Home by Amanda Berriman
Publishing Date: 8th February 2018
Source: Received from publisher via NetGalley in return for an honest review, thank you!
Number of pages: 352
Genre: General Fiction (Adult)
Jesika is four and a half.
She lives in a flat with her mother and baby brother and she knows a lot. She knows their flat is high up and the stairs are smelly. She knows she shouldn’t draw on the peeling wallpaper or touch the broken window. And she knows she loves her mummy and baby brother Toby.
She does not know that their landlord is threatening to evict them and that Toby’s cough is going to get much worse. Or that Paige, her new best friend, has a secret that will explode their world.

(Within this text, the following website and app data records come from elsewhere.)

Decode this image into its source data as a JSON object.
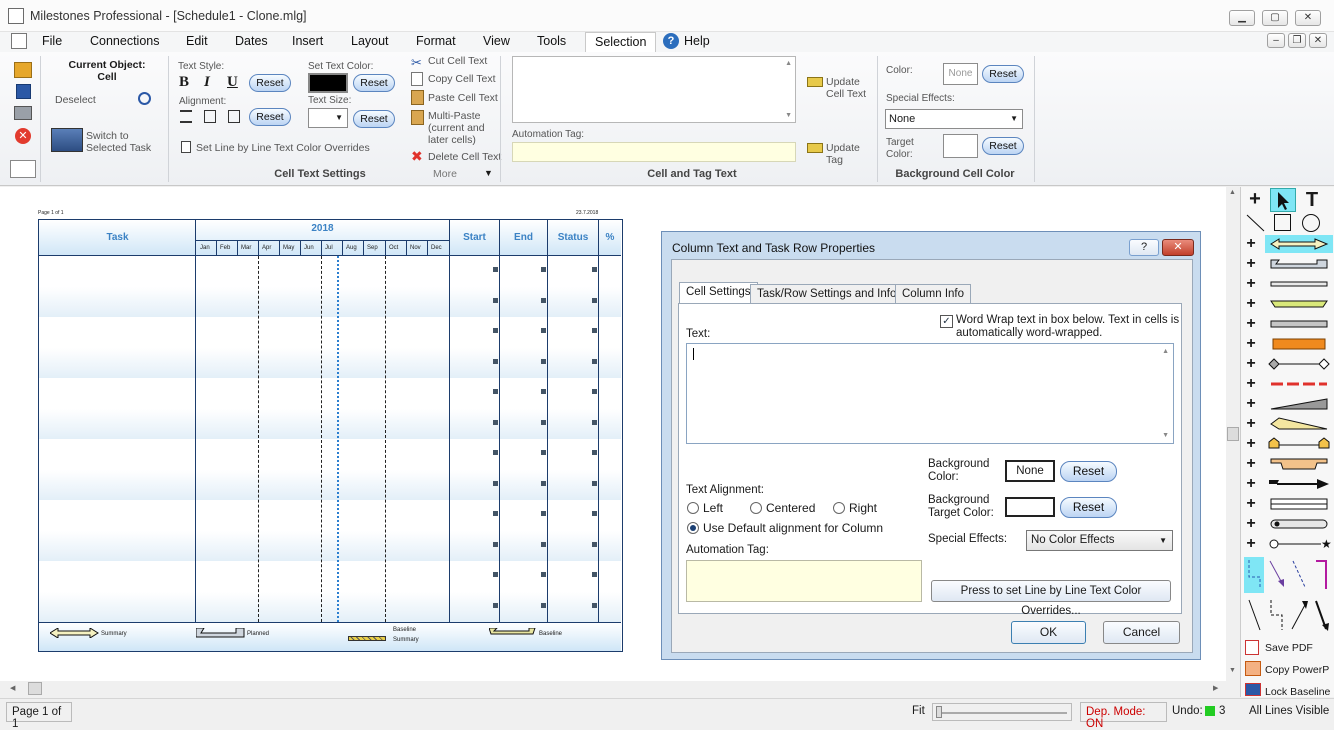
{
  "window": {
    "title": "Milestones Professional - [Schedule1 - Clone.mlg]"
  },
  "menu": [
    {
      "label": "File"
    },
    {
      "label": "Connections"
    },
    {
      "label": "Edit"
    },
    {
      "label": "Dates"
    },
    {
      "label": "Insert"
    },
    {
      "label": "Layout"
    },
    {
      "label": "Format"
    },
    {
      "label": "View"
    },
    {
      "label": "Tools"
    },
    {
      "label": "Selection"
    },
    {
      "label": "Help"
    }
  ],
  "ribbon": {
    "current_object_label": "Current Object:",
    "current_object_value": "Cell",
    "deselect": "Deselect",
    "switch_to": "Switch to",
    "selected_task": "Selected Task",
    "text_style_label": "Text Style:",
    "bold": "B",
    "italic": "I",
    "underline": "U",
    "reset": "Reset",
    "set_text_color_label": "Set Text Color:",
    "alignment_label": "Alignment:",
    "text_size_label": "Text Size:",
    "set_line_overrides": "Set Line by Line Text Color Overrides",
    "cut_cell_text": "Cut Cell Text",
    "copy_cell_text": "Copy Cell Text",
    "paste_cell_text": "Paste Cell Text",
    "multi_paste_1": "Multi-Paste",
    "multi_paste_2": "(current and",
    "multi_paste_3": "later cells)",
    "delete_cell_text": "Delete Cell Text",
    "more": "More",
    "group_cell_text_settings": "Cell Text Settings",
    "automation_tag_label": "Automation Tag:",
    "update_cell_text_1": "Update",
    "update_cell_text_2": "Cell Text",
    "update_tag_1": "Update",
    "update_tag_2": "Tag",
    "group_cell_and_tag": "Cell and Tag Text",
    "color_label": "Color:",
    "color_value": "None",
    "special_effects_label": "Special Effects:",
    "special_effects_value": "None",
    "target_color_1": "Target",
    "target_color_2": "Color:",
    "group_bg_cell_color": "Background Cell Color"
  },
  "schedule": {
    "page_label": "Page 1 of 1",
    "date": "23.7.2018",
    "col_task": "Task",
    "year": "2018",
    "months": [
      "Jan",
      "Feb",
      "Mar",
      "Apr",
      "May",
      "Jun",
      "Jul",
      "Aug",
      "Sep",
      "Oct",
      "Nov",
      "Dec"
    ],
    "col_start": "Start",
    "col_end": "End",
    "col_status": "Status",
    "col_pct": "%",
    "legend": {
      "summary": "Summary",
      "planned": "Planned",
      "baseline_summary_1": "Baseline",
      "baseline_summary_2": "Summary",
      "baseline": "Baseline"
    }
  },
  "dialog": {
    "title": "Column Text and Task Row Properties",
    "help": "?",
    "tabs": [
      "Cell Settings",
      "Task/Row Settings and Info",
      "Column Info"
    ],
    "word_wrap_1": "Word Wrap text in box below. Text in cells is",
    "word_wrap_2": "automatically word-wrapped.",
    "text_label": "Text:",
    "bg_color_1": "Background",
    "bg_color_2": "Color:",
    "bg_color_value": "None",
    "reset": "Reset",
    "bg_target_1": "Background",
    "bg_target_2": "Target Color:",
    "text_alignment_label": "Text Alignment:",
    "align_left": "Left",
    "align_centered": "Centered",
    "align_right": "Right",
    "use_default": "Use Default alignment for Column",
    "special_effects_label": "Special Effects:",
    "special_effects_value": "No Color Effects",
    "automation_tag_label": "Automation Tag:",
    "line_overrides_button": "Press to set Line by Line Text Color Overrides...",
    "ok": "OK",
    "cancel": "Cancel"
  },
  "toolbox": {
    "save_pdf": "Save PDF",
    "copy_powerpoint": "Copy PowerP",
    "lock_baseline": "Lock Baseline"
  },
  "status": {
    "page": "Page 1 of 1",
    "fit": "Fit",
    "dep_mode": "Dep. Mode: ON",
    "undo_label": "Undo:",
    "undo_count": "3",
    "lines": "All Lines Visible"
  },
  "colors": {
    "accent": "#3b82c4",
    "dep_mode": "#cc0000",
    "undo_indicator": "#22cc22"
  }
}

“Home” is Amanda Berriman’s debut novel and I knew I want to read it as soon as I’ve received an email from NetGalley with a short extract from it. It is not the easiest book – storyline – wise – but it is also a read that will have you gripped and that won’t let you go.”Home” was not the easiest read. It made my stomach turn and I wanted to slap one of the characters with my bare hands. It was heart – breaking, probably because it was so close to reality, and I think the fact that the author handed over the narration in the little Jesika’s hands made it even more harder and it totally mess with our emotions.
Jesika, as a narrator, works brilliantly. She’s not too mature even though she knows a lot – she’s just a very sensible, vulnerable child that experiences things that she shouldn’t experience. Seeing world through her eyes is authentic and genuine and honest and you are immediately drawn in – we see things through the four – year – old girl’s perspective and those things are perfectly portrayed. We can totally relate to what it is to be a four – year – old and how it is to be a child in this grim reality where the adults not always take you seriously, how it is to be powerless, how hard it is to attract adult’s attention to what is really important. The way Amanda Berriman got into Jesika’s head and told us this story is actually breath – taking.

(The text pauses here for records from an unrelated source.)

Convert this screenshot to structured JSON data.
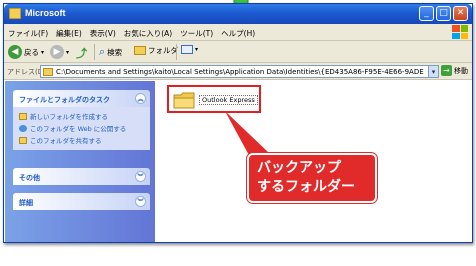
{
  "window": {
    "title": "Microsoft"
  },
  "menu": {
    "items": [
      "ファイル(F)",
      "編集(E)",
      "表示(V)",
      "お気に入り(A)",
      "ツール(T)",
      "ヘルプ(H)"
    ]
  },
  "toolbar": {
    "back_label": "戻る",
    "search_label": "検索",
    "folders_label": "フォルダ"
  },
  "address": {
    "label": "アドレス(D)",
    "value": "C:\\Documents and Settings\\kaito\\Local Settings\\Application Data\\Identities\\{ED435A86-F95E-4E66-9ADE",
    "go_label": "移動"
  },
  "taskpane": {
    "sections": [
      {
        "title": "ファイルとフォルダのタスク",
        "links": [
          "新しいフォルダを作成する",
          "このフォルダを Web に公開する",
          "このフォルダを共有する"
        ]
      },
      {
        "title": "その他",
        "links": []
      },
      {
        "title": "詳細",
        "links": []
      }
    ]
  },
  "main": {
    "folder_name": "Outlook Express"
  },
  "annotation": {
    "line1": "バックアップ",
    "line2": "するフォルダー"
  },
  "colors": {
    "accent_red": "#e12a2a",
    "titlebar_blue": "#1c5ad1",
    "arrow_green": "#3cc23c"
  }
}
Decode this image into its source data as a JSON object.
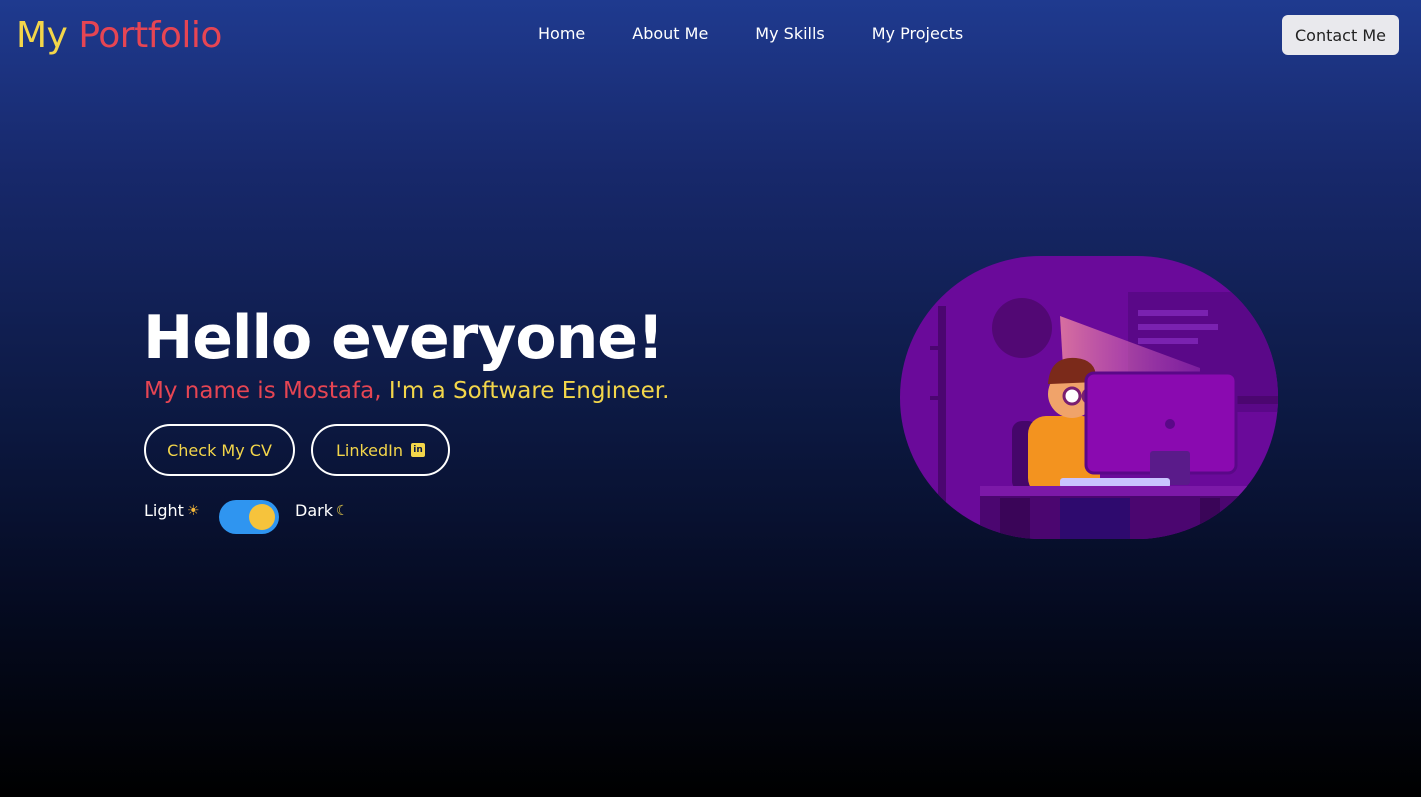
{
  "brand": {
    "part1": "My",
    "part2": "Portfolio"
  },
  "nav": {
    "items": [
      {
        "label": "Home"
      },
      {
        "label": "About Me"
      },
      {
        "label": "My Skills"
      },
      {
        "label": "My Projects"
      }
    ],
    "contact_label": "Contact Me"
  },
  "hero": {
    "title": "Hello everyone!",
    "tagline_part1": "My name is Mostafa,",
    "tagline_part2": "I'm a Software Engineer.",
    "cv_button": "Check My CV",
    "linkedin_button": "LinkedIn",
    "linkedin_icon_text": "in",
    "linkedin_icon": "linkedin-icon"
  },
  "theme": {
    "light_label": "Light",
    "dark_label": "Dark",
    "light_icon": "sun-icon",
    "dark_icon": "moon-icon",
    "state": "dark"
  },
  "colors": {
    "accent_yellow": "#f3d64a",
    "accent_red": "#e64553",
    "toggle_blue": "#2f95f0",
    "illustration_purple": "#6a0a9a"
  }
}
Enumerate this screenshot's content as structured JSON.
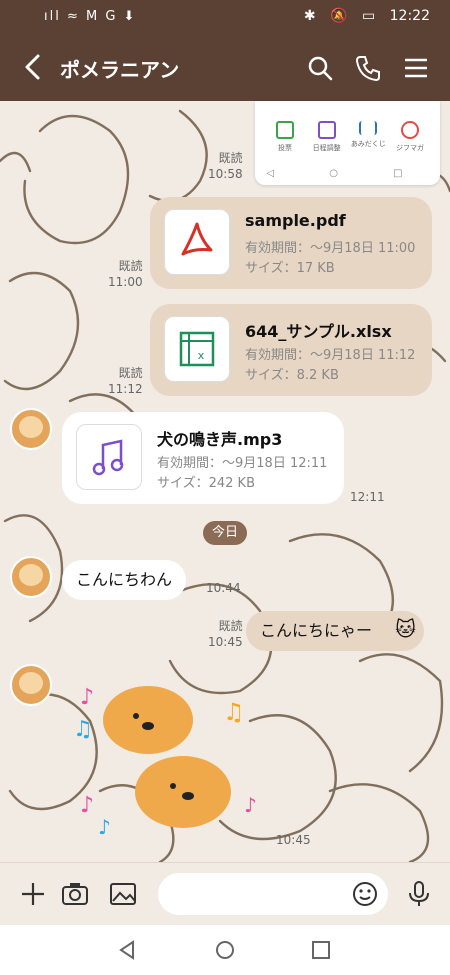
{
  "status_bar": {
    "left_icons": "ıll ≈ M G ⬇",
    "time": "12:22"
  },
  "header": {
    "title": "ポメラニアン"
  },
  "preview": {
    "apps": [
      {
        "label": "投票",
        "color": "#3aa44b"
      },
      {
        "label": "日程調整",
        "color": "#7a52c4"
      },
      {
        "label": "あみだくじ",
        "color": "#2a6fd6"
      },
      {
        "label": "ジフマガ",
        "color": "#e84a4a"
      }
    ],
    "nav": "◁ ○ □"
  },
  "messages": [
    {
      "kind": "meta-me",
      "read": "既読",
      "time": "10:58"
    },
    {
      "kind": "file-me",
      "name": "sample.pdf",
      "expiry": "有効期間：〜9月18日 11:00",
      "size": "サイズ：17 KB",
      "read": "既読",
      "time": "11:00",
      "icon": "pdf-icon"
    },
    {
      "kind": "file-me",
      "name": "644_サンプル.xlsx",
      "expiry": "有効期間：〜9月18日 11:12",
      "size": "サイズ：8.2 KB",
      "read": "既読",
      "time": "11:12",
      "icon": "excel-icon"
    },
    {
      "kind": "file-other",
      "name": "犬の鳴き声.mp3",
      "expiry": "有効期間：〜9月18日 12:11",
      "size": "サイズ：242 KB",
      "time": "12:11",
      "icon": "music-icon"
    },
    {
      "kind": "date",
      "label": "今日"
    },
    {
      "kind": "text-other",
      "text": "こんにちわん",
      "time": "10:44"
    },
    {
      "kind": "text-me",
      "text": "こんにちにゃー",
      "read": "既読",
      "time": "10:45"
    },
    {
      "kind": "sticker-other",
      "time": "10:45"
    }
  ],
  "colors": {
    "header": "#5b4134",
    "bubble_me": "#e8d6c4",
    "chat_bg": "#f1ebe3",
    "date_chip": "#8b6b55"
  }
}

However, I am in minority here with my opinion, I know, and while I absolutely, totally appreciate what the author has tried to achieve with her story, it just didn’t work for me on all the levels. I am not sure what Amanda Berriman wanted to tell us here and on what should I focus. The two main storyline, the one about Jesika and her family and then Jesika and her friend Paige felt for me under – developed. They were started off but the execution has felt for me here. The subplot with Paige annoyed me incredibly, I just couldn’t believe that her mother didn’t see the obvious. There were parts in this story that I reckon were not necessary, like Jesika spending time at the foster family – I just think this book could do without it.
But even though it was a hard book to read because of the topics it touches upon, a sense of building dread because you know what’s coming, it was easy to read. The writing style is seamless and it effortlessly transports us to Jesika’s world and it is very realistic. It is not overdone, actually it is worryingly close to life and you easily imagine all the things happening. However, it is not only doom and gloom, as there are some uplifting things in the story as well – the power of friendship, of finding allies when you’re not expecting it at all.
Altogether, “Home” was absorbing, gripping and heart – breaking read with realistic characters that you quickly fell for and with very realistic topics, pointing at the importance of being open and of communication between parents and children. Written with a lot of understanding and subtlety and ultimately I think it was me, and not the book that wasn’t quite right. It was a powerful read and I can’t put my finger on what was wrong for me but it just didn’t work for me as much as I’d like it to. However, don’t let me to dispirit you, just go and read this book and you’ll see for yourself how powerful and emotional it is. I am already looking forward to Ms Berriman’s another book.